New Place serves as a canvas for new and experimental artistic initiatives, including the Garden of Curious A-muse-ments last winter, and several outdoor theatre performances by local and international community groups. There will be an exciting line up of events for visitors to enjoy including outdoor screenings of The Lion King and Omkar - a Bollywood adaptation of Othello as part of the Shakespeare Film Festival, and an immersive winter festival due to take place later this year" - Shakespeare's New Place Press Release
Delighted that 'Moving Forward' was featured in the Westminster Reporter, issue 124/June 2017.
'Moving Forward' has a very poignant and positive message for all in 2017 in the UK and worldwide - looking introspective and outward looking. The sculpture was commissioned by Westminster City Council to create an appropriate and suitable sculpture for Park Lane central reservation opposite The Dorchester Hotel and 45 Park Lane (part of the Dorchester International Collection).
Jill has previously worked with Westminster Council in the lead up the the London 2012 Olympics with 'Core Femme' in Cavendish Square. 'Core Femme' is now permanently situated outside Charing Cross Hospitalin Fulham Palace Road.
Walk in Shakespeare’s footsteps and meet the man behind the works in a fascinating new exhibition. Discover beautiful gardens and specially-commissioned artworks.
Shakespeare’s New Place was his family home from 1597 until he died in the house in 1616. The house was demolished in 1759, a registered garden has been designed to commemorate the importance of the site and allow visitors to make their own personal connection with Shakespeare.
When Shakespeare bought New Place he was an established playwright and it is believed that he wrote his later plays there, including The Tempest.
Follow in Shakespeare’s footsteps through a new entrance on the site of the original gatehouse and enjoy a contemporary landscape that reveals the footprint of the Shakespeare family home.
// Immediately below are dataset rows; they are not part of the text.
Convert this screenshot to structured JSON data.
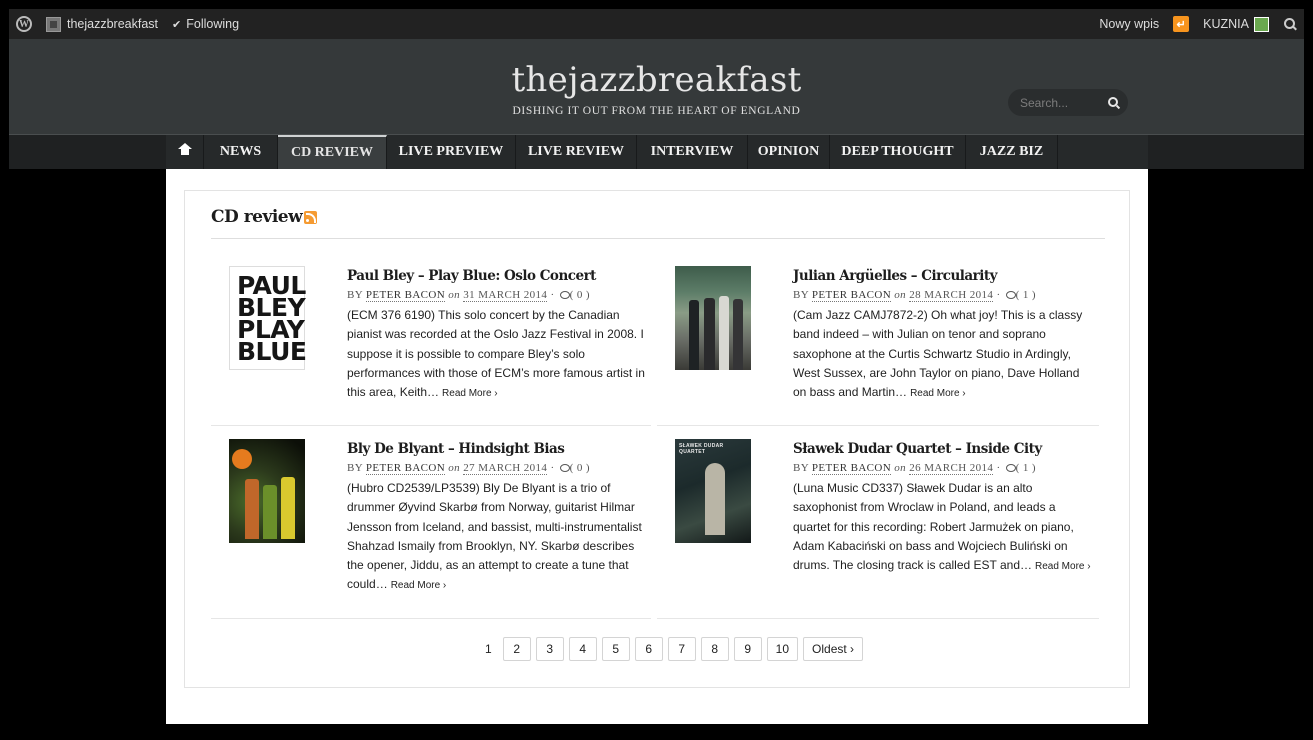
{
  "adminbar": {
    "site_name": "thejazzbreakfast",
    "following": "Following",
    "new_post": "Nowy wpis",
    "user": "KUZNIA"
  },
  "header": {
    "title": "thejazzbreakfast",
    "tagline": "DISHING IT OUT FROM THE HEART OF ENGLAND",
    "search_placeholder": "Search..."
  },
  "nav": {
    "items": [
      "NEWS",
      "CD REVIEW",
      "LIVE PREVIEW",
      "LIVE REVIEW",
      "INTERVIEW",
      "OPINION",
      "DEEP THOUGHT",
      "JAZZ BIZ"
    ],
    "active": "CD REVIEW"
  },
  "category": {
    "title": "CD review"
  },
  "posts": [
    {
      "title": "Paul Bley – Play Blue: Oslo Concert",
      "by": "BY",
      "author": "PETER BACON",
      "on": "on",
      "date": "31 MARCH 2014",
      "comments": "( 0 )",
      "excerpt": "(ECM 376 6190) This solo concert by the Canadian pianist was recorded at the Oslo Jazz Festival in 2008. I suppose it is possible to compare Bley’s solo performances with those of ECM’s more famous artist in this area, Keith…",
      "read_more": "Read More ›",
      "thumb_text": [
        "PAUL",
        "BLEY",
        "PLAY",
        "BLUE"
      ]
    },
    {
      "title": "Julian Argüelles – Circularity",
      "by": "BY",
      "author": "PETER BACON",
      "on": "on",
      "date": "28 MARCH 2014",
      "comments": "( 1 )",
      "excerpt": "(Cam Jazz CAMJ7872-2) Oh what joy! This is a classy band indeed – with Julian on tenor and soprano saxophone at the Curtis Schwartz Studio in Ardingly, West Sussex, are John Taylor on piano, Dave Holland on bass and Martin…",
      "read_more": "Read More ›"
    },
    {
      "title": "Bly De Blyant – Hindsight Bias",
      "by": "BY",
      "author": "PETER BACON",
      "on": "on",
      "date": "27 MARCH 2014",
      "comments": "( 0 )",
      "excerpt": "(Hubro CD2539/LP3539) Bly De Blyant is a trio of drummer Øyvind Skarbø from Norway, guitarist Hilmar Jensson from Iceland, and bassist, multi-instrumentalist Shahzad Ismaily from Brooklyn, NY. Skarbø describes the opener, Jiddu, as an attempt to create a tune that could…",
      "read_more": "Read More ›"
    },
    {
      "title": "Sławek Dudar Quartet – Inside City",
      "by": "BY",
      "author": "PETER BACON",
      "on": "on",
      "date": "26 MARCH 2014",
      "comments": "( 1 )",
      "excerpt": "(Luna Music CD337) Sławek Dudar is an alto saxophonist from Wroclaw in Poland, and leads a quartet for this recording: Robert Jarmużek on piano, Adam Kabaciński on bass and Wojciech Buliński on drums. The closing track is called EST and…",
      "read_more": "Read More ›",
      "thumb_text": "SŁAWEK DUDAR QUARTET"
    }
  ],
  "pagination": {
    "current": "1",
    "pages": [
      "2",
      "3",
      "4",
      "5",
      "6",
      "7",
      "8",
      "9",
      "10"
    ],
    "oldest": "Oldest ›"
  }
}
The re-imagined site gives an impression of the scale of New Place and relationship to the surrounding buildings; such as the neighbouring King Edward VI School and Guild Chapel that were once attended by a young Shakespeare.
Commissioned artworks and displays throughout the site evoke a sense of family life and hint at Shakespeare’s major works that were written during the 19 years he owned New Place.
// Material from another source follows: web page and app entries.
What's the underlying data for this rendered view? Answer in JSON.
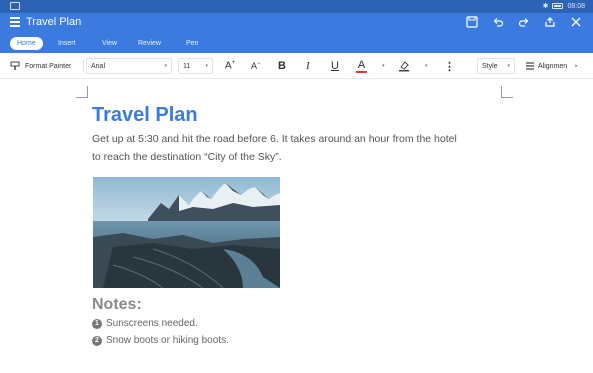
{
  "status": {
    "time": "08:08"
  },
  "title": {
    "text": "Travel Plan"
  },
  "tabs": [
    {
      "label": "Home",
      "active": true
    },
    {
      "label": "Insert"
    },
    {
      "label": "View"
    },
    {
      "label": "Review"
    },
    {
      "label": "Pen"
    }
  ],
  "toolbar": {
    "format_painter": "Format Painter",
    "font_name": "Arial",
    "font_size": "11",
    "bold": "B",
    "italic": "I",
    "underline": "U",
    "font_color_letter": "A",
    "style": "Style",
    "alignment": "Alignmen"
  },
  "document": {
    "heading": "Travel Plan",
    "paragraph_line1": "Get up at 5:30 and hit the road before 6. It takes around an hour from the hotel",
    "paragraph_line2": "to reach the destination “City of the Sky”.",
    "notes_title": "Notes:",
    "notes": [
      {
        "num": "1",
        "text": "Sunscreens needed."
      },
      {
        "num": "2",
        "text": "Snow boots or hiking boots."
      }
    ]
  },
  "colors": {
    "accent": "#3b7be0",
    "font_color": "#e53935"
  }
}
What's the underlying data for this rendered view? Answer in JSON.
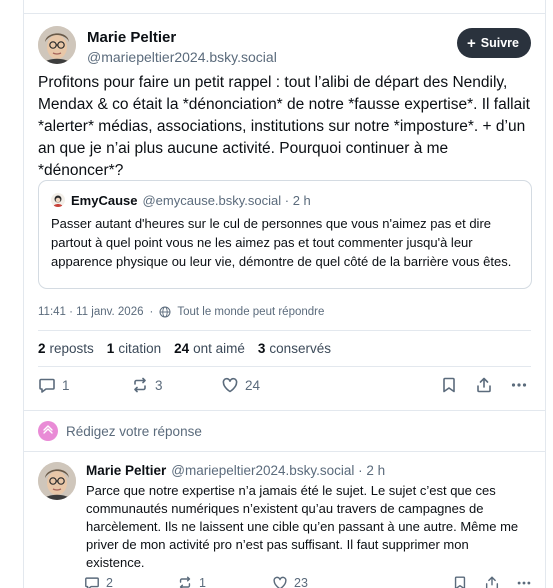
{
  "post": {
    "author_name": "Marie Peltier",
    "author_handle": "@mariepeltier2024.bsky.social",
    "follow_label": "Suivre",
    "follow_plus": "+",
    "text": "Profitons pour faire un petit rappel : tout l’alibi de départ des Nendily, Mendax & co était la *dénonciation* de notre *fausse expertise*. Il fallait *alerter* médias, associations, institutions sur notre *imposture*. + d’un an que je n’ai plus aucune activité. Pourquoi continuer à me *dénoncer*?",
    "timestamp": "11:41 · 11 janv. 2026",
    "reply_setting": "Tout le monde peut répondre"
  },
  "quote": {
    "author_name": "EmyCause",
    "author_handle": "@emycause.bsky.social · 2 h",
    "text": "Passer autant d'heures sur le cul de personnes que vous n'aimez pas et dire partout à quel point vous ne les aimez pas et tout commenter jusqu'à leur apparence physique ou leur vie, démontre de quel côté de la barrière vous êtes."
  },
  "stats": {
    "reposts_count": "2",
    "reposts_label": "reposts",
    "quotes_count": "1",
    "quotes_label": "citation",
    "likes_count": "24",
    "likes_label": "ont aimé",
    "saves_count": "3",
    "saves_label": "conservés"
  },
  "actions": {
    "reply_count": "1",
    "repost_count": "3",
    "like_count": "24"
  },
  "reply_prompt": "Rédigez votre réponse",
  "reply": {
    "author_name": "Marie Peltier",
    "author_handle": "@mariepeltier2024.bsky.social · 2 h",
    "text": "Parce que notre expertise n’a jamais été le sujet. Le sujet c’est que ces communautés numériques n’existent qu’au travers de campagnes de harcèlement. Ils ne laissent une cible qu’en passant à une autre. Même me priver de mon activité pro n’est pas suffisant. Il faut supprimer mon existence.",
    "reply_count": "2",
    "repost_count": "1",
    "like_count": "23"
  },
  "colors": {
    "accent": "#2a323d",
    "muted": "#5b6b7c",
    "border": "#e3e8ee",
    "reply_avatar": "#e98bd6"
  },
  "icons": [
    "avatar-icon",
    "globe-icon",
    "comment-icon",
    "repost-icon",
    "heart-icon",
    "bookmark-icon",
    "share-icon",
    "more-icon",
    "compose-icon"
  ]
}
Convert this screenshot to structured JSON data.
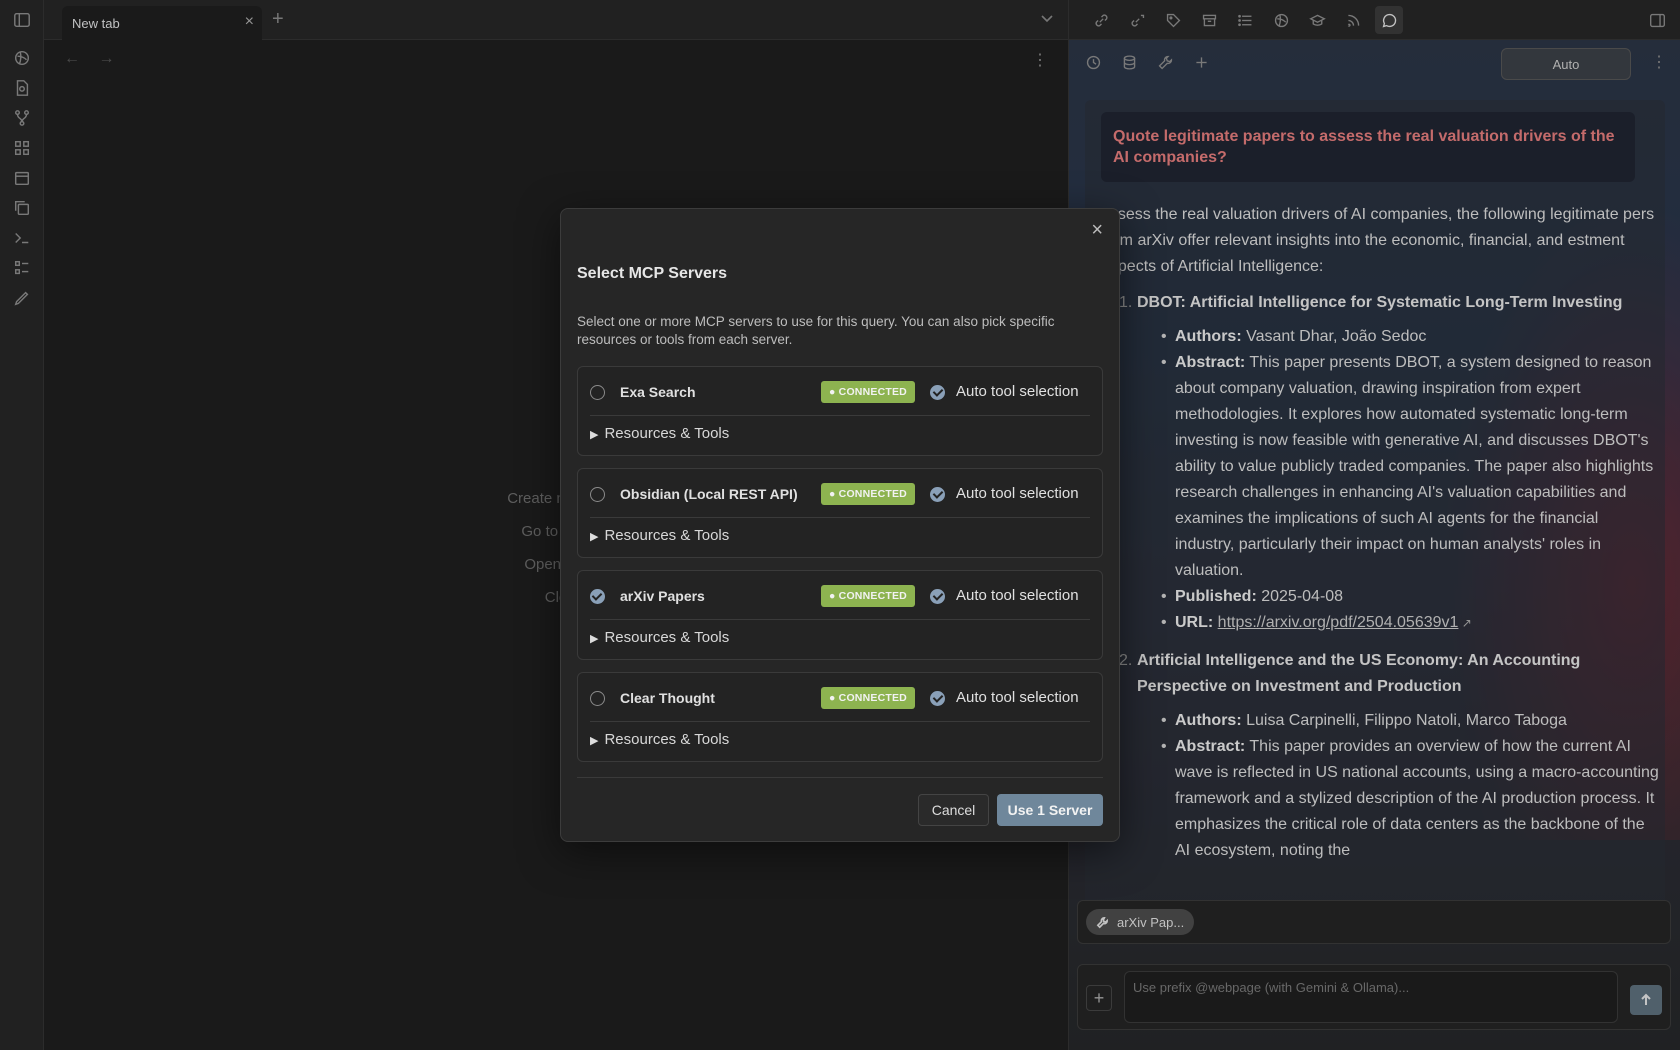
{
  "tabbar": {
    "tab_title": "New tab"
  },
  "editor": {
    "empty_actions": [
      "Create new no",
      "Go to file (",
      "Open wel",
      "Clo"
    ]
  },
  "chat": {
    "mode_label": "Auto",
    "query": "Quote legitimate papers to assess the real valuation drivers of the AI companies?",
    "intro": "assess the real valuation drivers of AI companies, the following legitimate pers from arXiv offer relevant insights into the economic, financial, and estment aspects of Artificial Intelligence:",
    "papers": [
      {
        "num": "1.",
        "title": "DBOT: Artificial Intelligence for Systematic Long-Term Investing",
        "authors_label": "Authors:",
        "authors": "Vasant Dhar, João Sedoc",
        "abstract_label": "Abstract:",
        "abstract": "This paper presents DBOT, a system designed to reason about company valuation, drawing inspiration from expert methodologies. It explores how automated systematic long-term investing is now feasible with generative AI, and discusses DBOT's ability to value publicly traded companies. The paper also highlights research challenges in enhancing AI's valuation capabilities and examines the implications of such AI agents for the financial industry, particularly their impact on human analysts' roles in valuation.",
        "published_label": "Published:",
        "published": "2025-04-08",
        "url_label": "URL:",
        "url": "https://arxiv.org/pdf/2504.05639v1"
      },
      {
        "num": "2.",
        "title": "Artificial Intelligence and the US Economy: An Accounting Perspective on Investment and Production",
        "authors_label": "Authors:",
        "authors": "Luisa Carpinelli, Filippo Natoli, Marco Taboga",
        "abstract_label": "Abstract:",
        "abstract": "This paper provides an overview of how the current AI wave is reflected in US national accounts, using a macro-accounting framework and a stylized description of the AI production process. It emphasizes the critical role of data centers as the backbone of the AI ecosystem, noting the"
      }
    ],
    "chip_label": "arXiv Pap...",
    "input_placeholder": "Use prefix @webpage (with Gemini & Ollama)..."
  },
  "modal": {
    "title": "Select MCP Servers",
    "description": "Select one or more MCP servers to use for this query. You can also pick specific resources or tools from each server.",
    "servers": [
      {
        "name": "Exa Search",
        "status": "● CONNECTED",
        "selected": false,
        "auto_label": "Auto tool selection",
        "expander": "Resources & Tools"
      },
      {
        "name": "Obsidian (Local REST API)",
        "status": "● CONNECTED",
        "selected": false,
        "auto_label": "Auto tool selection",
        "expander": "Resources & Tools"
      },
      {
        "name": "arXiv Papers",
        "status": "● CONNECTED",
        "selected": true,
        "auto_label": "Auto tool selection",
        "expander": "Resources & Tools"
      },
      {
        "name": "Clear Thought",
        "status": "● CONNECTED",
        "selected": false,
        "auto_label": "Auto tool selection",
        "expander": "Resources & Tools"
      }
    ],
    "cancel_label": "Cancel",
    "confirm_label": "Use 1 Server"
  },
  "colors": {
    "connected": "#8db350",
    "accent": "#6f879b",
    "query_text": "#e07a7a"
  }
}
The sunken Knot Garden has been restored in keeping with the original design by Ernest Law. Elements of the Great Garden, the largest surviving part of Shakespeare’s estate, will be conserved and further developed over time. via www.shakespeare.org.uk
2016 proved a record-breaking year for the Shakespeare Birthplace Trust as we celebrated 400 years of William Shakespeare's creative genius with the world. We are delighted to see Jill's sculpture prominently featured in the Annual Report (pages 2-3).
'His Mind's Eye' bronze tree and cosmic sphere evoking the power of Shakespeare's genius was sculpted by Jill and cast in bronze at The Morris Singer Foundry, towering at a height of 4.5 metres sweeping to 5.5 metres and weighing approximately 4.5 ton.
Sculpture by Jill Berelowitz
Park Lane, Mayfair, London
Is everyone’s destination – We welcome a new world – We birth a new humanity together
MOVING FORWARD is both an inner and an outer journey. It is the creative resolution of body and soul. It is a movement that heals the past and creates the future. It gives us the opportunity to glimpse ourselves from another’s perspective. Moving forward is an individual and collective awakening that begins from this perfect moment.
This gathering of nine is a visual representation of the archetype of gestation and rebirth. It invokes the inherent pathways within each of us to create and transform. It reminds us of the global momentum as we all participate in birthing a new humanity.